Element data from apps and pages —
-.-.-

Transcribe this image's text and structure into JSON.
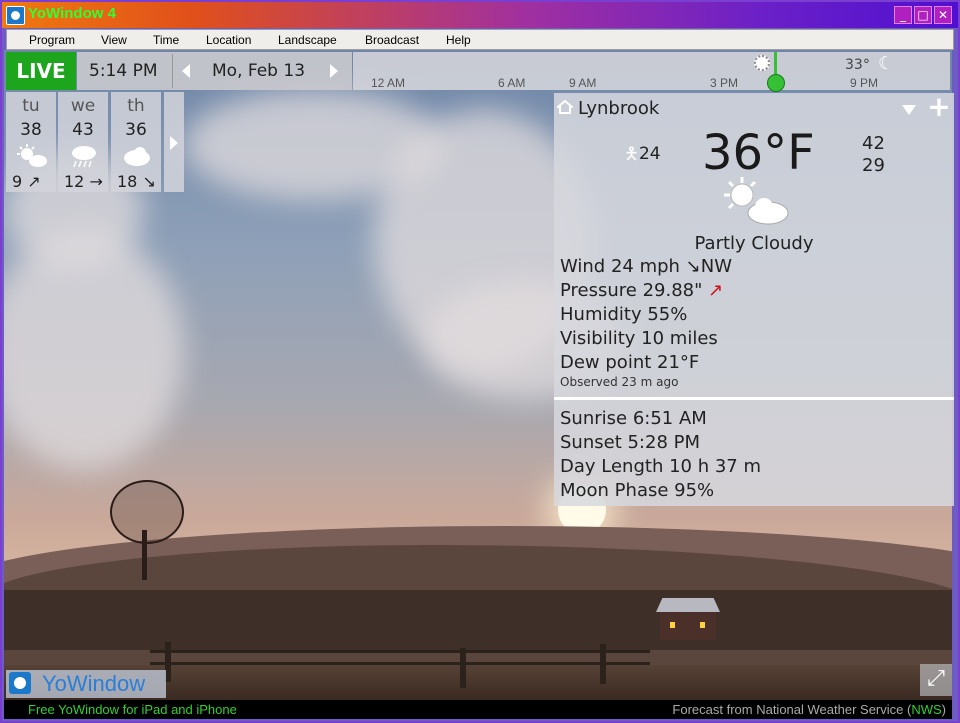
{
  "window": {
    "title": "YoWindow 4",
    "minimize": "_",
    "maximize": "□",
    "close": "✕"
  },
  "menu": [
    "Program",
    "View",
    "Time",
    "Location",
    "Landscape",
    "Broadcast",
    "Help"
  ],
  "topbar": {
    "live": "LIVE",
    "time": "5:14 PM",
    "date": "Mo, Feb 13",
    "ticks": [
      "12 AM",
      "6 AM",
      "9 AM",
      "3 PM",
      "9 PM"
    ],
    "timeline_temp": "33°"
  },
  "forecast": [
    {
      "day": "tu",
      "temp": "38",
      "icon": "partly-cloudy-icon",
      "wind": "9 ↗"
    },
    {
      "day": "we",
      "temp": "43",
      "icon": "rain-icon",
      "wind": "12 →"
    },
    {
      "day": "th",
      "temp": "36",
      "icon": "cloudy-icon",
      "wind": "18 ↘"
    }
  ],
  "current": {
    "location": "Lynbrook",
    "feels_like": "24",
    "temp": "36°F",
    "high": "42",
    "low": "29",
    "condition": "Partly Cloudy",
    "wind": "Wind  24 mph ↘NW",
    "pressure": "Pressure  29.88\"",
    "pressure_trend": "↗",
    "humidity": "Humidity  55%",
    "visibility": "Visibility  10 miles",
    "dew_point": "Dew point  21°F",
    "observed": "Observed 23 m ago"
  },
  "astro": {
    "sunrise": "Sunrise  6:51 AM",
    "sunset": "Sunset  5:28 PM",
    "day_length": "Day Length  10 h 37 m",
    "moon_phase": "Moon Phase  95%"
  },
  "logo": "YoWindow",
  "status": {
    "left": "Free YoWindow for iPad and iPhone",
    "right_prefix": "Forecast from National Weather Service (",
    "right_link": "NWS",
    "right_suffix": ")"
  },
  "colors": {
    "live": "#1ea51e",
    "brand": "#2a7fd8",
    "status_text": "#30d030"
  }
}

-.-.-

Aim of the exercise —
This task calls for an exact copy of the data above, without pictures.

Your response —
Transcribe this image's text and structure into JSON.
{
  "window": {
    "title": "YoWindow 4",
    "minimize": "_",
    "maximize": "□",
    "close": "✕"
  },
  "menu": [
    "Program",
    "View",
    "Time",
    "Location",
    "Landscape",
    "Broadcast",
    "Help"
  ],
  "topbar": {
    "live": "LIVE",
    "time": "5:14 PM",
    "date": "Mo, Feb 13",
    "ticks": [
      "12 AM",
      "6 AM",
      "9 AM",
      "3 PM",
      "9 PM"
    ],
    "timeline_temp": "33°"
  },
  "forecast": [
    {
      "day": "tu",
      "temp": "38",
      "icon": "partly-cloudy-icon",
      "wind": "9 ↗"
    },
    {
      "day": "we",
      "temp": "43",
      "icon": "rain-icon",
      "wind": "12 →"
    },
    {
      "day": "th",
      "temp": "36",
      "icon": "cloudy-icon",
      "wind": "18 ↘"
    }
  ],
  "current": {
    "location": "Lynbrook",
    "feels_like": "24",
    "temp": "36°F",
    "high": "42",
    "low": "29",
    "condition": "Partly Cloudy",
    "wind": "Wind  24 mph ↘NW",
    "pressure": "Pressure  29.88\"",
    "pressure_trend": "↗",
    "humidity": "Humidity  55%",
    "visibility": "Visibility  10 miles",
    "dew_point": "Dew point  21°F",
    "observed": "Observed 23 m ago"
  },
  "astro": {
    "sunrise": "Sunrise  6:51 AM",
    "sunset": "Sunset  5:28 PM",
    "day_length": "Day Length  10 h 37 m",
    "moon_phase": "Moon Phase  95%"
  },
  "logo": "YoWindow",
  "status": {
    "left": "Free YoWindow for iPad and iPhone",
    "right_prefix": "Forecast from National Weather Service (",
    "right_link": "NWS",
    "right_suffix": ")"
  },
  "colors": {
    "live": "#1ea51e",
    "brand": "#2a7fd8",
    "status_text": "#30d030"
  }
}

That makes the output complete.